Sara Seager is an astrophysicist and planetary scientist at MIT. Her
science research focuses on theory, computation, and data analysis of
exoplanets. Her research has introduced many new ideas to the field of
exoplanet characterization, including work that led to the first
detection of an exoplanet atmosphere. Professor Seager's space
instrumentation group is focusing on "ExoplanetSat", a 3U CubeSat capable of high precision
pointing, with the science goal of detecting small transiting
exoplanets orbiting bright, sun-like stars. The prototype is intended
to be the first of a planned fleet of nanosatellites, aimed to
demonstrate the graduated growth of a constellation as a new paradigm
for space science missions. In addition to being the PI of
ExoplanetSat, Professor Seager is co-leading CommCube, a platform to
demonstrate novel small satellite space communication technology, and
is involved in the MIT-Harvard REXIS instrument on NASA's OSIRIS-REx
asteroid sample return mission.
Before joining MIT in 2007, Professor Seager spent four years on the
senior research staff at the Carnegie Institution of Washington

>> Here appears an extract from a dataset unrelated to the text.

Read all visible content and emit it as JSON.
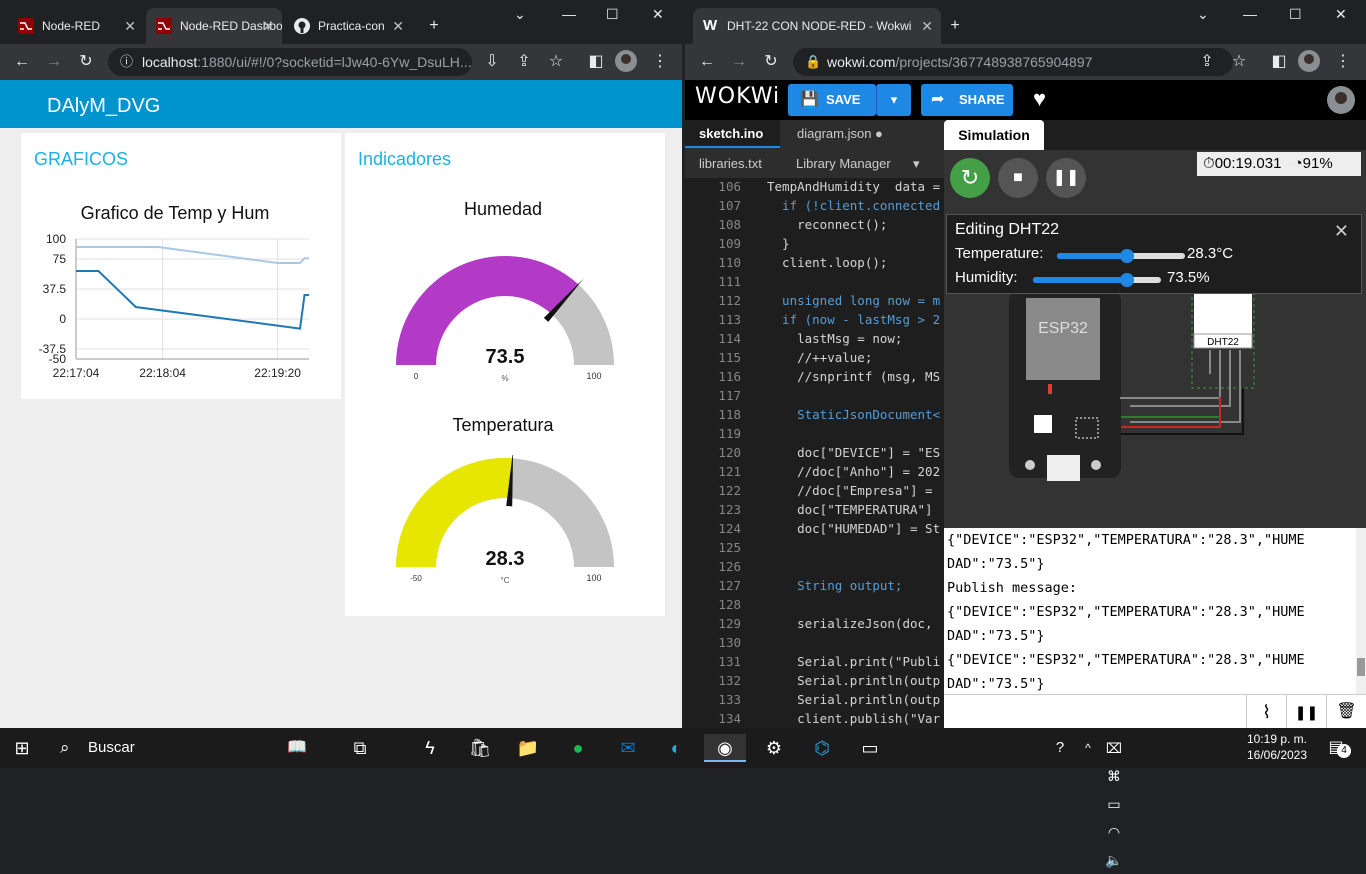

preceded by three years at the Institute for Advanced Study in
Princeton, NJ. Her PhD is from Harvard University. Professor Seager is
on the advisory board for Planetary Resources and the Rosalind
Franklin Society. Professor Seager is the 2012 recipient of the the
Raymond and Beverly Sackler Prize in the Physical Sciences, the 2007
recipient of the American Astronomical s Helen B. Warner Prize and is
an AAAS Fellow. She has been recognized in the media by Popular
Science Magazine's Fifth Annual Brilliant Ten in 2006, Discover
Magazine's "Best 20 under 40" in 2008, Nature's Top Ten in 2011, and
Time Magazine's 25 Most Influential in Space in 2012.
Professor Sara Seager was born and grew up in Toronto, Canada. Among her first memories is a trip to a “star party” with her father, to see the moon through a telescope—spectacular! Professor Seager graduated from Jarvis Collegiate Institute, a 200-year old public high school known for its science education. During high school she was astounded to learn that one could be an astrophysicist for a living, only to be deterred by her father, who believed the best career was as a doctor or lawyer.
Professor Seager entered the University of Toronto with the idealistic view that anything and everything could be described by a physics equation. She soon learned, that, in reality, approximations are not only rampant but necessary. This realization motivated Professor Seager to eventually leave pure physics to pursue her “first love” astronomy. After graduating with a BSc in the Math and Physics Specialist Program at the University of Toronto, Seager attended the PhD program in Astronomy at Harvard .
While at Harvard, in the mid-1990s, the first reports of exoplanets around sun-like stars begain appearing. Encouraged by her PhD supervisor, Dimitar Sasselov, Seager studied the atmospheres of these so-called hot Jupiter planets. At the time, many scientists were skeptical of the new planets, preferring to believe they were the result of a different phenomenon, such as star variability. Others thought the claims made in Seager’s thesis would never be substantiated. But exoplanets kept turning up and Seager’s early work was eventually validated.
After earning a PhD from Harvard in 1999, Professor Seager joined the cadre of postdoctoral fellows at the Institute for Advanced Study in Princeton, NJ. There, she benefited enormously from the mentorship of the late John Bahcall. Unlike most scientists at the time, John Bahcall supported Seager’s new ideas in exoplanets with almost unbounded enthusiasm, as long as the underlying physics was sound and the phenomenon was detectable some day in Seager’s lifetime. Bahcall’s support enabled Seager to initiate several new topics in exoplanet characterization.
Professor Seager’s research now focuses on theoretical models of atmospheres and interiors of all kinds of exoplanets. Her research has introduced many new ideas to the field of exoplanet characterization, including work that led to the first detection of an exoplanet atmosphere. She was part of a team that co-discovered the first detection of light emitted from an exoplanet and the first spectrum of an exoplanet.
The exceedingly surprising diversity of exoplanets has led Seager’s maxim, “For exoplanets, anything is possible under the laws of physics and chemistry.”
Professor Seager is an astrophysicist and planetary scientist at MIT. She lives with her two sons in Massachusetts.